[[ DATA SHOWN, beginning ]]
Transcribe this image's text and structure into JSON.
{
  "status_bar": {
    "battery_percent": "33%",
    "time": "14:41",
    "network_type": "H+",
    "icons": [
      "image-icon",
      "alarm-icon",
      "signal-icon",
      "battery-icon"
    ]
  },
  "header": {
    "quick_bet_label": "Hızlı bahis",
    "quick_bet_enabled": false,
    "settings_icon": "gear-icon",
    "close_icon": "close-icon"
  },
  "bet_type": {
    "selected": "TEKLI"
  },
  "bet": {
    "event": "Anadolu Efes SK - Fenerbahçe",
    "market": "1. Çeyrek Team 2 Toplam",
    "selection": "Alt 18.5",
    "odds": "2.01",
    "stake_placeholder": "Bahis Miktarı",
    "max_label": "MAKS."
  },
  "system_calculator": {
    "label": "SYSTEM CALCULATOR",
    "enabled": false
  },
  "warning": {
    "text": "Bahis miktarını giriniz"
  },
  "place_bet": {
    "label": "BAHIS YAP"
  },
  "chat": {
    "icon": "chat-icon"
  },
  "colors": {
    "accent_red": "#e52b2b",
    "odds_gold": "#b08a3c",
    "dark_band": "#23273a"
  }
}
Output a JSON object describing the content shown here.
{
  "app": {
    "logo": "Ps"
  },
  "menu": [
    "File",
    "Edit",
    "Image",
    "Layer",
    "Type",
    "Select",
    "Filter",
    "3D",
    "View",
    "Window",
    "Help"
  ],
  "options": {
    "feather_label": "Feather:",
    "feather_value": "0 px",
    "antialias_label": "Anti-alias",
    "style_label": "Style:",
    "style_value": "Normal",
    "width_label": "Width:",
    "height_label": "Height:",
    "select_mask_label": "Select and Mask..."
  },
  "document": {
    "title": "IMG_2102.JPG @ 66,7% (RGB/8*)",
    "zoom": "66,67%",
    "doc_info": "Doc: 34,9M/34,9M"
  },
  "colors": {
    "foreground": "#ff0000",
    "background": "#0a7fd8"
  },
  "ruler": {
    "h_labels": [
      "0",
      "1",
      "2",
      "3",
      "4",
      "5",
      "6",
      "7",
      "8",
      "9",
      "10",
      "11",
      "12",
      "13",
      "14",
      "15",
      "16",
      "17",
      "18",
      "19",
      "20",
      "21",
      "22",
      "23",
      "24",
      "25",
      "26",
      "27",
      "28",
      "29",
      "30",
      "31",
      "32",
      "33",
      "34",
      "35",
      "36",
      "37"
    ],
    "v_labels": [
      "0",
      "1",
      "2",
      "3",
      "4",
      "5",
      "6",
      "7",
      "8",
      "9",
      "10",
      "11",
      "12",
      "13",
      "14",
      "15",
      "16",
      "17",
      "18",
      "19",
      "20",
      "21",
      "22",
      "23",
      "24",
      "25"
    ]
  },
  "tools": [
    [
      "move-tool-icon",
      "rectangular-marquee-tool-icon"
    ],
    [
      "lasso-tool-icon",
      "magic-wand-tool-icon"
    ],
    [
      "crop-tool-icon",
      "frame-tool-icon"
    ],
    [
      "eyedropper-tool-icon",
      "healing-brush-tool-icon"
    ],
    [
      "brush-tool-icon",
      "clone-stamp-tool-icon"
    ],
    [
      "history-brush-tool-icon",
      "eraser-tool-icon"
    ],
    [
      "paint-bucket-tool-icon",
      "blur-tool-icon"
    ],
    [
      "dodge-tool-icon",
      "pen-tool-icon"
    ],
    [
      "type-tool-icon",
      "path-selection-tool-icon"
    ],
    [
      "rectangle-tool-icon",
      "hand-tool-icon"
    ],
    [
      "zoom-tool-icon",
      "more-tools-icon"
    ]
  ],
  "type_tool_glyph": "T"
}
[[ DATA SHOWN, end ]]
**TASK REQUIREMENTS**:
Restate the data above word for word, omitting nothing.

**EXERCISE RESPONSE**:
Transcribe this image's text and structure into JSON.
{
  "status_bar": {
    "battery_percent": "33%",
    "time": "14:41",
    "network_type": "H+",
    "icons": [
      "image-icon",
      "alarm-icon",
      "signal-icon",
      "battery-icon"
    ]
  },
  "header": {
    "quick_bet_label": "Hızlı bahis",
    "quick_bet_enabled": false,
    "settings_icon": "gear-icon",
    "close_icon": "close-icon"
  },
  "bet_type": {
    "selected": "TEKLI"
  },
  "bet": {
    "event": "Anadolu Efes SK - Fenerbahçe",
    "market": "1. Çeyrek Team 2 Toplam",
    "selection": "Alt 18.5",
    "odds": "2.01",
    "stake_placeholder": "Bahis Miktarı",
    "max_label": "MAKS."
  },
  "system_calculator": {
    "label": "SYSTEM CALCULATOR",
    "enabled": false
  },
  "warning": {
    "text": "Bahis miktarını giriniz"
  },
  "place_bet": {
    "label": "BAHIS YAP"
  },
  "chat": {
    "icon": "chat-icon"
  },
  "colors": {
    "accent_red": "#e52b2b",
    "odds_gold": "#b08a3c",
    "dark_band": "#23273a"
  }
}
Output a JSON object describing the content shown here.
{
  "app": {
    "logo": "Ps"
  },
  "menu": [
    "File",
    "Edit",
    "Image",
    "Layer",
    "Type",
    "Select",
    "Filter",
    "3D",
    "View",
    "Window",
    "Help"
  ],
  "options": {
    "feather_label": "Feather:",
    "feather_value": "0 px",
    "antialias_label": "Anti-alias",
    "style_label": "Style:",
    "style_value": "Normal",
    "width_label": "Width:",
    "height_label": "Height:",
    "select_mask_label": "Select and Mask..."
  },
  "document": {
    "title": "IMG_2102.JPG @ 66,7% (RGB/8*)",
    "zoom": "66,67%",
    "doc_info": "Doc: 34,9M/34,9M"
  },
  "colors": {
    "foreground": "#ff0000",
    "background": "#0a7fd8"
  },
  "ruler": {
    "h_labels": [
      "0",
      "1",
      "2",
      "3",
      "4",
      "5",
      "6",
      "7",
      "8",
      "9",
      "10",
      "11",
      "12",
      "13",
      "14",
      "15",
      "16",
      "17",
      "18",
      "19",
      "20",
      "21",
      "22",
      "23",
      "24",
      "25",
      "26",
      "27",
      "28",
      "29",
      "30",
      "31",
      "32",
      "33",
      "34",
      "35",
      "36",
      "37"
    ],
    "v_labels": [
      "0",
      "1",
      "2",
      "3",
      "4",
      "5",
      "6",
      "7",
      "8",
      "9",
      "10",
      "11",
      "12",
      "13",
      "14",
      "15",
      "16",
      "17",
      "18",
      "19",
      "20",
      "21",
      "22",
      "23",
      "24",
      "25"
    ]
  },
  "tools": [
    [
      "move-tool-icon",
      "rectangular-marquee-tool-icon"
    ],
    [
      "lasso-tool-icon",
      "magic-wand-tool-icon"
    ],
    [
      "crop-tool-icon",
      "frame-tool-icon"
    ],
    [
      "eyedropper-tool-icon",
      "healing-brush-tool-icon"
    ],
    [
      "brush-tool-icon",
      "clone-stamp-tool-icon"
    ],
    [
      "history-brush-tool-icon",
      "eraser-tool-icon"
    ],
    [
      "paint-bucket-tool-icon",
      "blur-tool-icon"
    ],
    [
      "dodge-tool-icon",
      "pen-tool-icon"
    ],
    [
      "type-tool-icon",
      "path-selection-tool-icon"
    ],
    [
      "rectangle-tool-icon",
      "hand-tool-icon"
    ],
    [
      "zoom-tool-icon",
      "more-tools-icon"
    ]
  ],
  "type_tool_glyph": "T"
}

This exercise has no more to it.